Lauriane Povey

Do you want to write a novel? The first place to start is with a plan. Whether you have a vague idea of the characters, or have been developing the novel inside your head for years, I would always recommend starting with a plan.

Some authors do not plan at all and others have a plan with size of a novella, with detailed character bios and every scene mapped out. My planning is more on the lighter side to begin with, because I know my ideas will change when I start my book, but if a detailed plan works for you, go for it.

Where to Start?

The end may be the best way to start. I normally always know the ending of a book before I write so I jot this down in a notebook and then list every idea I have about the book in no particular order. These can be vague plot ideas to small, specific scenes. For each of my books, this list has varied in length, sometimes it is just an A5 page, other times it has been tens of pages of ideas that I have been writing down over months while writing other novels.

Afterwards, I organise my ideas into categories. If you’re writing a book from multiple points of view, write a list of all your ideas and background information for each character. Normally I have separate lists of ideas for all my plots and subplots. These can be as detailed as you like.
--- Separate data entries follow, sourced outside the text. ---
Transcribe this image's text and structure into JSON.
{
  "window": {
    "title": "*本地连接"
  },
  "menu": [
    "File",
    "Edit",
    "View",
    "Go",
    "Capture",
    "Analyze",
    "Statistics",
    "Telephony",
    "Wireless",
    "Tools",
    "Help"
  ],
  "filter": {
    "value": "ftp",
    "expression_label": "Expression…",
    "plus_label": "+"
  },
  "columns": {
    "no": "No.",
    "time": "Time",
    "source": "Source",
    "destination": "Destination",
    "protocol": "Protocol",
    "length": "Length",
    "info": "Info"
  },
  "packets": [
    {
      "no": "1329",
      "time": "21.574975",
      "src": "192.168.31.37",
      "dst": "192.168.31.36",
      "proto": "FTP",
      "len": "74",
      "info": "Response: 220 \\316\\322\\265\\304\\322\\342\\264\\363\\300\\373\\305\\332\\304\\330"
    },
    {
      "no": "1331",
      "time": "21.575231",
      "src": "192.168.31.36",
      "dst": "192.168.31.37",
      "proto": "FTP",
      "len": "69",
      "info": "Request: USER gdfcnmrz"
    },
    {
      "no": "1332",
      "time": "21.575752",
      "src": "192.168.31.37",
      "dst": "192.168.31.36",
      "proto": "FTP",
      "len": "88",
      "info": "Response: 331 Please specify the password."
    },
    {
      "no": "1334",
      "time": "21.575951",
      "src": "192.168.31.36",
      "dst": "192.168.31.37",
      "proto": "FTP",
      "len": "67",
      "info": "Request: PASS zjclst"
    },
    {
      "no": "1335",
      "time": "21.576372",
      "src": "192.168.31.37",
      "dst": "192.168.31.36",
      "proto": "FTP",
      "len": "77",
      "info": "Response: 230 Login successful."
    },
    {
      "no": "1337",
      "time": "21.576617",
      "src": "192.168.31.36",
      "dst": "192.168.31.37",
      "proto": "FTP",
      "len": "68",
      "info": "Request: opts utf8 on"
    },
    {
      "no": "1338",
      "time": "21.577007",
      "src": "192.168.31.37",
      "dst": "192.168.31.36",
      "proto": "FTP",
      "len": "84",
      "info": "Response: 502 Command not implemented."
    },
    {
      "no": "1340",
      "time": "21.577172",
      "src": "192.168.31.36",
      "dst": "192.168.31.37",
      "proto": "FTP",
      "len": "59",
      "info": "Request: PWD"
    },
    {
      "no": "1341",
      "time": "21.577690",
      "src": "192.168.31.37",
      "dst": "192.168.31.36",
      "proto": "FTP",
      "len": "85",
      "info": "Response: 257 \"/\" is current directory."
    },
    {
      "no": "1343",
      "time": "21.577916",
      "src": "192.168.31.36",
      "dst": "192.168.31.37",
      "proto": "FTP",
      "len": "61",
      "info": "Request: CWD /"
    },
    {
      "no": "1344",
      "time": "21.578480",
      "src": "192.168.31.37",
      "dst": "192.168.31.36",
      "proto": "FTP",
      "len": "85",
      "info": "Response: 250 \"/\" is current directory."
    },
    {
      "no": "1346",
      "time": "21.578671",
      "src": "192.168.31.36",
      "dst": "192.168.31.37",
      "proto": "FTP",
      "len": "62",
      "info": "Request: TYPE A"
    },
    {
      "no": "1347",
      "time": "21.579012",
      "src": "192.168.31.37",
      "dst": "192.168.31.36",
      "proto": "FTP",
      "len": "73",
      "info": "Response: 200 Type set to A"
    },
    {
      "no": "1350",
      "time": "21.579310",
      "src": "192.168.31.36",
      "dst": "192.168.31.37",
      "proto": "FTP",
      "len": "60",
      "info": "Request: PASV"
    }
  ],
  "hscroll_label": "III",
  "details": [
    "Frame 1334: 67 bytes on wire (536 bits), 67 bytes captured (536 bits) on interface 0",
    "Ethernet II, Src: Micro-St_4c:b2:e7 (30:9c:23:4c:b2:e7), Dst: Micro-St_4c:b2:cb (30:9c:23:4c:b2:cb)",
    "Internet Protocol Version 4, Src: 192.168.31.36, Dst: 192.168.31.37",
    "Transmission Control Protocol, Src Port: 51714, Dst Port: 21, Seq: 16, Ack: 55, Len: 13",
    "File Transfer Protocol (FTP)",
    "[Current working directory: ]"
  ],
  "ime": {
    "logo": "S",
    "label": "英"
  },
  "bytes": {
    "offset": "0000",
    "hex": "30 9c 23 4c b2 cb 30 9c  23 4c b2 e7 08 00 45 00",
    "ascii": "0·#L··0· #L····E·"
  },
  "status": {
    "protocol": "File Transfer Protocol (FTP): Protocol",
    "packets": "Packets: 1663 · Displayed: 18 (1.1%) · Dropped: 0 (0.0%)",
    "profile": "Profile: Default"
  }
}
Once I have more structured lists I then sequence my ideas into chronological order (or order of appearance in your book if you are writing in different time zones). For the events that take place at the start of the book, I tend to spend more time working out a clear sequence. For ideas that I want to write later in the book, my sequencing is less strict as I can go back to it when I have a better idea of what I want to happen.

Lastly, I write a more thorough plan of the first couple of chapters. At this point, you should be good to open a word document and begin writing your novel.
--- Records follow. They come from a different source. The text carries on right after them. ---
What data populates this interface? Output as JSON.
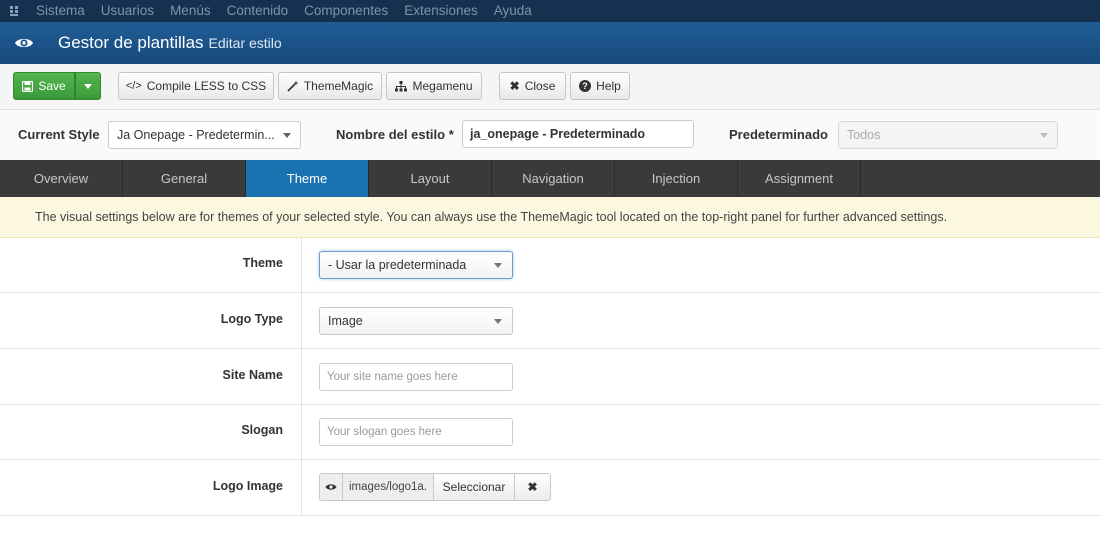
{
  "nav": {
    "items": [
      "Sistema",
      "Usuarios",
      "Menús",
      "Contenido",
      "Componentes",
      "Extensiones",
      "Ayuda"
    ]
  },
  "header": {
    "title": "Gestor de plantillas",
    "subtitle": "Editar estilo"
  },
  "toolbar": {
    "save_label": "Save",
    "compile_label": "Compile LESS to CSS",
    "compile_icon": "</>",
    "thememagic_label": "ThemeMagic",
    "megamenu_label": "Megamenu",
    "close_label": "Close",
    "help_label": "Help"
  },
  "style_row": {
    "current_style_label": "Current Style",
    "current_style_value": "Ja Onepage - Predetermin...",
    "style_name_label": "Nombre del estilo *",
    "style_name_value": "ja_onepage - Predeterminado",
    "default_label": "Predeterminado",
    "default_value": "Todos"
  },
  "tabs": [
    {
      "label": "Overview"
    },
    {
      "label": "General"
    },
    {
      "label": "Theme"
    },
    {
      "label": "Layout"
    },
    {
      "label": "Navigation"
    },
    {
      "label": "Injection"
    },
    {
      "label": "Assignment"
    }
  ],
  "active_tab": "Theme",
  "banner": {
    "text": "The visual settings below are for themes of your selected style. You can always use the ThemeMagic tool located on the top-right panel for further advanced settings."
  },
  "form": {
    "theme": {
      "label": "Theme",
      "value": "- Usar la predeterminada"
    },
    "logo_type": {
      "label": "Logo Type",
      "value": "Image"
    },
    "site_name": {
      "label": "Site Name",
      "placeholder": "Your site name goes here"
    },
    "slogan": {
      "label": "Slogan",
      "placeholder": "Your slogan goes here"
    },
    "logo_image": {
      "label": "Logo Image",
      "path": "images/logo1a.",
      "select_label": "Seleccionar",
      "clear_label": "✖"
    }
  },
  "colors": {
    "nav_bg": "#16304f",
    "header_bg": "#1f5d96",
    "save_green": "#3a9a39",
    "tab_bar": "#3a3a3a",
    "tab_active": "#1b72b0",
    "banner_bg": "#fcf8e0"
  }
}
Ran out of Ideas?

It’s okay to have gaps in your plan. I have begun a novel with only the first-half and the end planned, for the third quarter of the book I had no idea what was going to happen. For most of my books the subplots are minimally developed and I know some characters need more scenes and purpose.
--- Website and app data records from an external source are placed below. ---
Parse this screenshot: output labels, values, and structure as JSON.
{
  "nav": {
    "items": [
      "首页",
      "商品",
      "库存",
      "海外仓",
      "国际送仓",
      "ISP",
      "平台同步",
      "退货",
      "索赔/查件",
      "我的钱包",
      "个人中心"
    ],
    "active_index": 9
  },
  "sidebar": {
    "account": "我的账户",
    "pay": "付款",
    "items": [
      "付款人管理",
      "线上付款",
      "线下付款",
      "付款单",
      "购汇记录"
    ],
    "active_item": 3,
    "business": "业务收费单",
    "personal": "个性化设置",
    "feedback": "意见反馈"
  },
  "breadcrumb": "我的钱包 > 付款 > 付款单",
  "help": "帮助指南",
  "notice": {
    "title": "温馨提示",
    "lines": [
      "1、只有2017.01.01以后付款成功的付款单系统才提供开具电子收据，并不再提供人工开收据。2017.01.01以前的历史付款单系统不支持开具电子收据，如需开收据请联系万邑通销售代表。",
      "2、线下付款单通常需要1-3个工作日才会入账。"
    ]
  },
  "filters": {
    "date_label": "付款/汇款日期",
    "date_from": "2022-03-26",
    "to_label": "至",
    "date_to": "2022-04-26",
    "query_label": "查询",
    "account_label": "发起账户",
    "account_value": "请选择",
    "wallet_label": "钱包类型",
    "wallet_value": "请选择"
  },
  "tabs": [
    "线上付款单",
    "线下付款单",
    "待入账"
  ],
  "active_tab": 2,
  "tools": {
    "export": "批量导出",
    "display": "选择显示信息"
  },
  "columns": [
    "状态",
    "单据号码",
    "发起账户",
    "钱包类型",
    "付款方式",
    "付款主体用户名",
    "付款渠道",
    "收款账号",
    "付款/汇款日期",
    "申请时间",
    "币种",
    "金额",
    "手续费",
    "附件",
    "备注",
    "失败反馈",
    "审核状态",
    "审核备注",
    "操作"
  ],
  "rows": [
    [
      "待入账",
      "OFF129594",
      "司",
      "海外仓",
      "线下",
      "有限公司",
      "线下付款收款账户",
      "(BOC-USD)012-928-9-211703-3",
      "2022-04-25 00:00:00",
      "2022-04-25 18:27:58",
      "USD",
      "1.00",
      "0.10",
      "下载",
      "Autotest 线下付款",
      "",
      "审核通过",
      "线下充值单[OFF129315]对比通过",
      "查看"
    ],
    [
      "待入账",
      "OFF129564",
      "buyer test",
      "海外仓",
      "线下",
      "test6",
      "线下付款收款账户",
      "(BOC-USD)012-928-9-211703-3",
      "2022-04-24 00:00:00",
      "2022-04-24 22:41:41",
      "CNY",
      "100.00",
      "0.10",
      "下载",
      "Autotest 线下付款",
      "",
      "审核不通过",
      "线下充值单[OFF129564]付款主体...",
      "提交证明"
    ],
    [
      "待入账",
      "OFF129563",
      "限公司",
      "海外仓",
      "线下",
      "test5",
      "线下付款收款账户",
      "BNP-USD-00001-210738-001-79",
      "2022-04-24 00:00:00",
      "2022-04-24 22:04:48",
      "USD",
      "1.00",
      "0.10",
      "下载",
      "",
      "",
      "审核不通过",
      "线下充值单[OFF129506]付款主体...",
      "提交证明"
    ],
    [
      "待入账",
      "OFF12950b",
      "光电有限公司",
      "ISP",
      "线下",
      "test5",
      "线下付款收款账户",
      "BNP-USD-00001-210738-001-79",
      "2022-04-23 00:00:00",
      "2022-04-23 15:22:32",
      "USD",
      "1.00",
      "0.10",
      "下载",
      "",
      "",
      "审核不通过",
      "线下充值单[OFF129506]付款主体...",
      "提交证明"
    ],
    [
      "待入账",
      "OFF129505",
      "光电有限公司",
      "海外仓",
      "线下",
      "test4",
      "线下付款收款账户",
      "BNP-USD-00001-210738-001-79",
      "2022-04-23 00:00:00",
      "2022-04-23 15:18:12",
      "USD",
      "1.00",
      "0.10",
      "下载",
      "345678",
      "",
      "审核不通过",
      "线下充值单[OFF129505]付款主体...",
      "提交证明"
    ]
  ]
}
Keep Planning Throughout

You don’t need to stick to your plan. If you want to take your book in a completely different direction, you decide to kill off a character or maybe you have become so attached to a character, you can’t kill them, then that’s okay. It’s your book. You should keep adapting your plan. It’s fine to change your mind, but get it down on paper and think about how it will affect the other events in your book and plan accordingly. This will prevent you having to rewrite your book later down the line and help you if you have to take time away from your writing.

At the half-way point, plan again. For all seven novels I have written, I have always had to re-plan about half way. At this point the plots tend to be becoming more complex and the story starts to differ significantly from the original plan. You will also have many more ideas than what you had when you started writing. The last book I wrote was my longest so far and when I was about half way through the first draft I needed to structure my ideas properly. To do this I gave each strand of the plot a different colour and I wrote a list on sticky tabs of all the events connected to that strand, as shown below.

Once I had a list of every scene I wanted to happen until the end of the book, I drew up a two month calendar as I believed that was the amount of time the rest of my book would take place in. For some novels, you are best creating an hourly or weekly diary or one that could expand years.

I then spent several hours working out where each of the events would fit in my calendar and the best structure for the rest of the book. This is what I came up with. Using the sticky tabs helped because I could move them, add others and delete them if I changed my mind as I continued with my writing.

I would not have been able to come up with a plan that detailed before I started the novel, but I would recommend this method if you need to set out a clear direction for your novel, no matter what stage of the first draft you are at. For me, this just happens to be about half way. I know some authors do this before they write or you could do it a few chapters in when you have a better feel for the plot and characters.

There is no write and wrong way to plan a book. Don’t worry about not having every scene thought through, but I would advise on at least having a few pages of scribbles in a notebook to get you going, otherwise you will give yourself much more work to do when it comes to editing.